Barnham solar park given green light

A solar park, similar to the one, pictured, is set for Barnham
A solar park, similar to the one, pictured, is set for Barnham

A BARNHAM solar farm approved on Wednesday could generate enough electricity to power 350 homes a year for the next three decades (February 24).

Arun District Council’s development control committee approved plans for the one megawatt facility at Barnham Court farm.

Despite concerns over construction traffic, councillors felt the low-lying site was ideal for the eco-friendly scheme.

“There are environmental benefits,” said Independent councillor Jim Brooks.

“We do need to support solar energy where it is appropriate. This seems a good site for this in a dip.

“I would much rather see a solar farm there than polytunnels or residential development.”

The BNRG Renewables plans attracted objection from Barnham Parish Council and 16 letters of objection.

The parish argued a transport plan for construction traffic and long-term running of the site was ‘inadequate’, with the proposed routing along part of a public footpath.

“The council also doesn’t believe that a solar farm is the right long-term use for this land,” a report to the committee added.

Barnham councillor Keith Ballard also could not support the project.

He said: “Apart from it being in the wrong place for, I believe, access, I am getting concerned by the amount of solar panel farms we have got in this area. If we get any more we wouldn’t have any farm fields. I can’t support this application.”

Agent for BNRG, Gulya Isyanova, said the site was ‘well-screened’ and the land was of low agricultural value.

She said she was aware of the parish’s concerns but noted they were primarily related to the construction period.

The majority of the committee, who attended a site visit, agreed the land was suitable.

Cabinet member for planning and infrastructure Ricky Bower said: “This is a useful use of this particular site which I agree with the speaker, can probably not be used for any other meaningful agricultural purpose.”
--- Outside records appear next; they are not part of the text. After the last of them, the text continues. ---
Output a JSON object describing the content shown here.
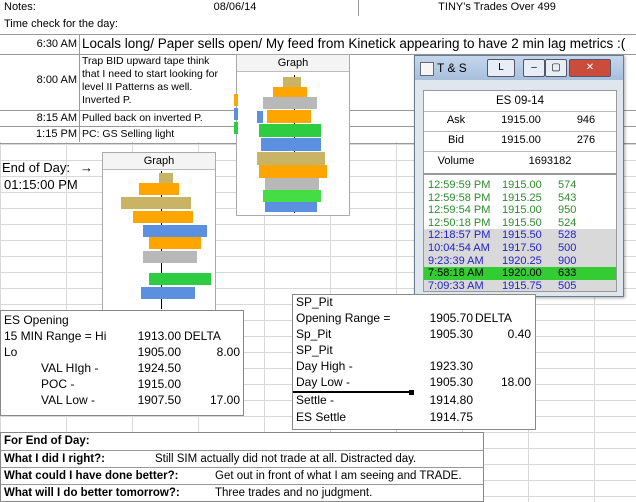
{
  "header": {
    "notes_label": "Notes:",
    "date": "08/06/14",
    "title": "TINY's Trades Over 499",
    "title_underlined": "TINY's"
  },
  "time_check_label": "Time check for the day:",
  "time_entries": [
    {
      "time": "6:30 AM",
      "note": "Locals long/ Paper sells open/ My feed from Kinetick appearing to have 2 min lag metrics :("
    },
    {
      "time": "8:00 AM",
      "note_lines": [
        "Trap BID upward tape think",
        "that I need to start looking for",
        "level II Patterns as well.",
        "Inverted P."
      ]
    },
    {
      "time": "8:15 AM",
      "note": "Pulled back on inverted P."
    },
    {
      "time": "1:15 PM",
      "note": "PC: GS Selling light"
    }
  ],
  "end_of_day": {
    "label": "End of Day:",
    "arrow": "→",
    "time": "01:15:00 PM"
  },
  "graphs": [
    {
      "title": "Graph",
      "id": "graph-top"
    },
    {
      "title": "Graph",
      "id": "graph-bottom"
    }
  ],
  "time_and_sales": {
    "title": "T & S",
    "l_button": "L",
    "symbol": "ES 09-14",
    "ask_label": "Ask",
    "ask_price": "1915.00",
    "ask_size": "946",
    "bid_label": "Bid",
    "bid_price": "1915.00",
    "bid_size": "276",
    "volume_label": "Volume",
    "volume": "1693182",
    "prints": [
      {
        "time": "12:59:59 PM",
        "price": "1915.00",
        "size": "574",
        "color": "#2e8b2e",
        "bg": "#ffffff"
      },
      {
        "time": "12:59:58 PM",
        "price": "1915.25",
        "size": "543",
        "color": "#2e8b2e",
        "bg": "#ffffff"
      },
      {
        "time": "12:59:54 PM",
        "price": "1915.00",
        "size": "950",
        "color": "#2e8b2e",
        "bg": "#ffffff"
      },
      {
        "time": "12:50:18 PM",
        "price": "1915.50",
        "size": "524",
        "color": "#2e8b2e",
        "bg": "#ffffff"
      },
      {
        "time": "12:18:57 PM",
        "price": "1915.50",
        "size": "528",
        "color": "#2222cc",
        "bg": "#d9d9d9"
      },
      {
        "time": "10:04:54 AM",
        "price": "1917.50",
        "size": "500",
        "color": "#2222cc",
        "bg": "#d9d9d9"
      },
      {
        "time": "9:23:39 AM",
        "price": "1920.25",
        "size": "900",
        "color": "#2222cc",
        "bg": "#d9d9d9"
      },
      {
        "time": "7:58:18 AM",
        "price": "1920.00",
        "size": "633",
        "color": "#000000",
        "bg": "#33cc33"
      },
      {
        "time": "7:09:33 AM",
        "price": "1915.75",
        "size": "505",
        "color": "#2222cc",
        "bg": "#d9d9d9"
      }
    ]
  },
  "es_opening": {
    "title": "ES Opening",
    "rows": [
      {
        "label": "15 MIN Range = Hi",
        "value": "1913.00",
        "extra": "DELTA"
      },
      {
        "label": "Lo",
        "value": "1905.00",
        "extra": "8.00"
      },
      {
        "label": "VAL HIgh  -",
        "value": "1924.50",
        "extra": ""
      },
      {
        "label": "POC   -",
        "value": "1915.00",
        "extra": ""
      },
      {
        "label": "VAL Low   -",
        "value": "1907.50",
        "extra": "17.00"
      }
    ]
  },
  "sp_pit": {
    "rows": [
      {
        "label": "SP_Pit",
        "value": "",
        "extra": ""
      },
      {
        "label": "Opening Range =",
        "value": "1905.70",
        "extra": "DELTA"
      },
      {
        "label": "Sp_Pit",
        "value": "1905.30",
        "extra": "0.40"
      },
      {
        "label": "SP_Pit",
        "value": "",
        "extra": ""
      },
      {
        "label": "Day High -",
        "value": "1923.30",
        "extra": ""
      },
      {
        "label": "Day Low -",
        "value": "1905.30",
        "extra": "18.00"
      },
      {
        "label": "Settle -",
        "value": "1914.80",
        "extra": ""
      },
      {
        "label": "ES Settle",
        "value": "1914.75",
        "extra": ""
      }
    ]
  },
  "review": {
    "heading": "For End of Day:",
    "q1": "What I did I right?:",
    "a1": "Still SIM actually did not trade at all.  Distracted day.",
    "q2": "What could I have done better?:",
    "a2": "Get out in front of what I am seeing and TRADE.",
    "q3": "What will I do better tomorrow?:",
    "a3": "Three trades and no judgment."
  },
  "colors": {
    "bar_orange": "#ffa500",
    "bar_olive": "#c8b464",
    "bar_green": "#2ecc40",
    "bar_blue": "#5b8fe0",
    "bar_gray": "#b8b8b8",
    "bar_lightgreen": "#44dd44"
  }
}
Councillor Paul Wells was assured by council officers the site would not be designated as brownfield land once the farm was constructed.

The farm will take three to four months to build, with a lifespan of up to 30 years once in place.